(Records from a data source)
------------------------------------
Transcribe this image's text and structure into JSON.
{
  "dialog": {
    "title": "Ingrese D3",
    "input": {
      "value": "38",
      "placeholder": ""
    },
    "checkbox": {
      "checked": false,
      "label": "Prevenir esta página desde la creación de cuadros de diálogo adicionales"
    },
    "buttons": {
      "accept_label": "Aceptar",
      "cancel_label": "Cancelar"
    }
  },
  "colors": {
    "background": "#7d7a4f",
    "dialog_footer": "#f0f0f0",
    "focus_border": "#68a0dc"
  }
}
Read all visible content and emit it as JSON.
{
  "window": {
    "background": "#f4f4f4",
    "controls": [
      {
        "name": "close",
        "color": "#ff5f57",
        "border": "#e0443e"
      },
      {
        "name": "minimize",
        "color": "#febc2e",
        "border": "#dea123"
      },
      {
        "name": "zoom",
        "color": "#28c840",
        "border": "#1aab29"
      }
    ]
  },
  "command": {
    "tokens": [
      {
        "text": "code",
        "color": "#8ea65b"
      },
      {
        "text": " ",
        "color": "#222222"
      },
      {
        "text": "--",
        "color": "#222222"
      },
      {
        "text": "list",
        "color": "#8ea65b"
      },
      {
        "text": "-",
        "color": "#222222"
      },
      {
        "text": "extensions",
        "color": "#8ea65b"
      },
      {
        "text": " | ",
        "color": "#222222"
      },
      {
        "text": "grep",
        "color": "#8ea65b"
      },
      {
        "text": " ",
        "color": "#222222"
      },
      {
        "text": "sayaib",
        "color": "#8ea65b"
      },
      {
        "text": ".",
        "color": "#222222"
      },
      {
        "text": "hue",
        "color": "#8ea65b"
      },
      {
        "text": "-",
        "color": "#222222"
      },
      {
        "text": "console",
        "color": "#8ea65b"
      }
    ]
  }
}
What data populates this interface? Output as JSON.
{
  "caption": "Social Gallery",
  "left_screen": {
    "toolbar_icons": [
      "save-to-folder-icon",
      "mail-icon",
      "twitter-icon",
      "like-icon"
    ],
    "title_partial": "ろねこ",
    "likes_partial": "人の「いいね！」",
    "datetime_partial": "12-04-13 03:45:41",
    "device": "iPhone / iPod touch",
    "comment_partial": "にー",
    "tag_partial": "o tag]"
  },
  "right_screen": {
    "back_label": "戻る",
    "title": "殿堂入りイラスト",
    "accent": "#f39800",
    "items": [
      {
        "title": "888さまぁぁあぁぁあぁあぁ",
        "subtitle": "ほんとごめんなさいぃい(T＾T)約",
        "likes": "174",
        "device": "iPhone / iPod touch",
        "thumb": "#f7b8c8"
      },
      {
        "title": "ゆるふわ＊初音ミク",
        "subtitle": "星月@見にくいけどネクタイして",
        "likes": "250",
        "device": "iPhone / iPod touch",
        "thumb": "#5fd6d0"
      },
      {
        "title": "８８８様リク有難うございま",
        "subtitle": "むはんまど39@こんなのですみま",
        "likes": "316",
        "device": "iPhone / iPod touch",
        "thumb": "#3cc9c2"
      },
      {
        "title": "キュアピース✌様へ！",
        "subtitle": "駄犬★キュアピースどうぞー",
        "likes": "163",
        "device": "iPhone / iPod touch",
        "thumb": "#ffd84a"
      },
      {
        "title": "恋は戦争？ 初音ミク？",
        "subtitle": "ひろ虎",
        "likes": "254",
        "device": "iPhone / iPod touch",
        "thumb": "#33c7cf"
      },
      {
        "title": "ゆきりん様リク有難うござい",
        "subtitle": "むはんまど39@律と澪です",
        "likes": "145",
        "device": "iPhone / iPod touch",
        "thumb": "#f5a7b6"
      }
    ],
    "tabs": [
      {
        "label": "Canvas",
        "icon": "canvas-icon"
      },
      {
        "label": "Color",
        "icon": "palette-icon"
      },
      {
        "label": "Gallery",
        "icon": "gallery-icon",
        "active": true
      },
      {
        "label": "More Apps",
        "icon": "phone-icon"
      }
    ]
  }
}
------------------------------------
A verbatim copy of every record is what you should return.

WRITTEN SOLUTION:
Transcribe this image's text and structure into JSON.
{
  "dialog": {
    "title": "Ingrese D3",
    "input": {
      "value": "38",
      "placeholder": ""
    },
    "checkbox": {
      "checked": false,
      "label": "Prevenir esta página desde la creación de cuadros de diálogo adicionales"
    },
    "buttons": {
      "accept_label": "Aceptar",
      "cancel_label": "Cancelar"
    }
  },
  "colors": {
    "background": "#7d7a4f",
    "dialog_footer": "#f0f0f0",
    "focus_border": "#68a0dc"
  }
}
Read all visible content and emit it as JSON.
{
  "window": {
    "background": "#f4f4f4",
    "controls": [
      {
        "name": "close",
        "color": "#ff5f57",
        "border": "#e0443e"
      },
      {
        "name": "minimize",
        "color": "#febc2e",
        "border": "#dea123"
      },
      {
        "name": "zoom",
        "color": "#28c840",
        "border": "#1aab29"
      }
    ]
  },
  "command": {
    "tokens": [
      {
        "text": "code",
        "color": "#8ea65b"
      },
      {
        "text": " ",
        "color": "#222222"
      },
      {
        "text": "--",
        "color": "#222222"
      },
      {
        "text": "list",
        "color": "#8ea65b"
      },
      {
        "text": "-",
        "color": "#222222"
      },
      {
        "text": "extensions",
        "color": "#8ea65b"
      },
      {
        "text": " | ",
        "color": "#222222"
      },
      {
        "text": "grep",
        "color": "#8ea65b"
      },
      {
        "text": " ",
        "color": "#222222"
      },
      {
        "text": "sayaib",
        "color": "#8ea65b"
      },
      {
        "text": ".",
        "color": "#222222"
      },
      {
        "text": "hue",
        "color": "#8ea65b"
      },
      {
        "text": "-",
        "color": "#222222"
      },
      {
        "text": "console",
        "color": "#8ea65b"
      }
    ]
  }
}
What data populates this interface? Output as JSON.
{
  "caption": "Social Gallery",
  "left_screen": {
    "toolbar_icons": [
      "save-to-folder-icon",
      "mail-icon",
      "twitter-icon",
      "like-icon"
    ],
    "title_partial": "ろねこ",
    "likes_partial": "人の「いいね！」",
    "datetime_partial": "12-04-13 03:45:41",
    "device": "iPhone / iPod touch",
    "comment_partial": "にー",
    "tag_partial": "o tag]"
  },
  "right_screen": {
    "back_label": "戻る",
    "title": "殿堂入りイラスト",
    "accent": "#f39800",
    "items": [
      {
        "title": "888さまぁぁあぁぁあぁあぁ",
        "subtitle": "ほんとごめんなさいぃい(T＾T)約",
        "likes": "174",
        "device": "iPhone / iPod touch",
        "thumb": "#f7b8c8"
      },
      {
        "title": "ゆるふわ＊初音ミク",
        "subtitle": "星月@見にくいけどネクタイして",
        "likes": "250",
        "device": "iPhone / iPod touch",
        "thumb": "#5fd6d0"
      },
      {
        "title": "８８８様リク有難うございま",
        "subtitle": "むはんまど39@こんなのですみま",
        "likes": "316",
        "device": "iPhone / iPod touch",
        "thumb": "#3cc9c2"
      },
      {
        "title": "キュアピース✌様へ！",
        "subtitle": "駄犬★キュアピースどうぞー",
        "likes": "163",
        "device": "iPhone / iPod touch",
        "thumb": "#ffd84a"
      },
      {
        "title": "恋は戦争？ 初音ミク？",
        "subtitle": "ひろ虎",
        "likes": "254",
        "device": "iPhone / iPod touch",
        "thumb": "#33c7cf"
      },
      {
        "title": "ゆきりん様リク有難うござい",
        "subtitle": "むはんまど39@律と澪です",
        "likes": "145",
        "device": "iPhone / iPod touch",
        "thumb": "#f5a7b6"
      }
    ],
    "tabs": [
      {
        "label": "Canvas",
        "icon": "canvas-icon"
      },
      {
        "label": "Color",
        "icon": "palette-icon"
      },
      {
        "label": "Gallery",
        "icon": "gallery-icon",
        "active": true
      },
      {
        "label": "More Apps",
        "icon": "phone-icon"
      }
    ]
  }
}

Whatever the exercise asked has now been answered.